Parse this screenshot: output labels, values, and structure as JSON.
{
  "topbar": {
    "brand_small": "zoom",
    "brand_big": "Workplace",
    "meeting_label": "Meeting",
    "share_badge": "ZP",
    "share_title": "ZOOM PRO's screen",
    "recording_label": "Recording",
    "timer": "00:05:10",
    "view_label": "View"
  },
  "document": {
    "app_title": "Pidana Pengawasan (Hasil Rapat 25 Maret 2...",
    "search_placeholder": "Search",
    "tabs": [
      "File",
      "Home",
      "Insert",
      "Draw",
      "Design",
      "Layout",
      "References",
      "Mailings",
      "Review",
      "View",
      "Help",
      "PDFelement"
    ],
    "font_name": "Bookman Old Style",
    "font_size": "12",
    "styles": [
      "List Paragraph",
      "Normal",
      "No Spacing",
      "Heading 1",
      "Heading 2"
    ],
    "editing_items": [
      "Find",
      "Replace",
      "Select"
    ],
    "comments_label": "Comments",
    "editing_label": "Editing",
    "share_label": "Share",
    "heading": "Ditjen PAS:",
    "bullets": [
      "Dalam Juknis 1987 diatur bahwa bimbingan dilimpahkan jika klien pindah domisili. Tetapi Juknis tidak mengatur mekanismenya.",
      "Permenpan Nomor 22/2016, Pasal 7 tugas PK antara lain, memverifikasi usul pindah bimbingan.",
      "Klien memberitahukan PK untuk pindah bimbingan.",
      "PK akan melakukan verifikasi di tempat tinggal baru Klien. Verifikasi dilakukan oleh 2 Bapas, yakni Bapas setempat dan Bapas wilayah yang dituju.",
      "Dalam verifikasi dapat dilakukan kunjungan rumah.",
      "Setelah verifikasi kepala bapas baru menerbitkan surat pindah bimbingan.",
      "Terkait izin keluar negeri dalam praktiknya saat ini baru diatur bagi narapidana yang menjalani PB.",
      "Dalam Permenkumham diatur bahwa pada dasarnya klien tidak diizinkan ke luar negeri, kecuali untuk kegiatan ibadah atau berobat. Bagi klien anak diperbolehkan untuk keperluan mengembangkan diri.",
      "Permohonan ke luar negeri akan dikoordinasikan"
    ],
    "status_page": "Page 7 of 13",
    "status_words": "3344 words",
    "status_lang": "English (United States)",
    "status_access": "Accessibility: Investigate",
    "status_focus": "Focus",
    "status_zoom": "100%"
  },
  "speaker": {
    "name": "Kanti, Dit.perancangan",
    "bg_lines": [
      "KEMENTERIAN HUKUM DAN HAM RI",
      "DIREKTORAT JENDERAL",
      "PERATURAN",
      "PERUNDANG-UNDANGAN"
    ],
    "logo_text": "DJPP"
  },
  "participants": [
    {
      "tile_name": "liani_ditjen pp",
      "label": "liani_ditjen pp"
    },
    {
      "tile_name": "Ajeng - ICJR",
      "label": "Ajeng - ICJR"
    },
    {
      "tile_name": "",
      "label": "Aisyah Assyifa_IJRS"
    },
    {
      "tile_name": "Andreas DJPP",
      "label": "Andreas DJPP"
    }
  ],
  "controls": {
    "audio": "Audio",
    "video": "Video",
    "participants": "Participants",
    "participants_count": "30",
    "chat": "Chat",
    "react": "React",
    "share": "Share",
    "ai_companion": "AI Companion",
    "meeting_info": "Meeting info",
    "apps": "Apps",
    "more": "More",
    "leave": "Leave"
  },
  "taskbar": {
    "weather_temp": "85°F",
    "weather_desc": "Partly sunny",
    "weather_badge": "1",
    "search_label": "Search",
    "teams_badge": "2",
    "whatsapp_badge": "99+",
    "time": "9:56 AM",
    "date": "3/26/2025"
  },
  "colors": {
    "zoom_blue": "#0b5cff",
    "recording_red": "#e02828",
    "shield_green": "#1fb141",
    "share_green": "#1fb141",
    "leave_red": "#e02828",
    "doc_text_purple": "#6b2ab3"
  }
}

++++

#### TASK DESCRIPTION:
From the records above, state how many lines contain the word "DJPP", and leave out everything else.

#### TASK RESPONSE:
3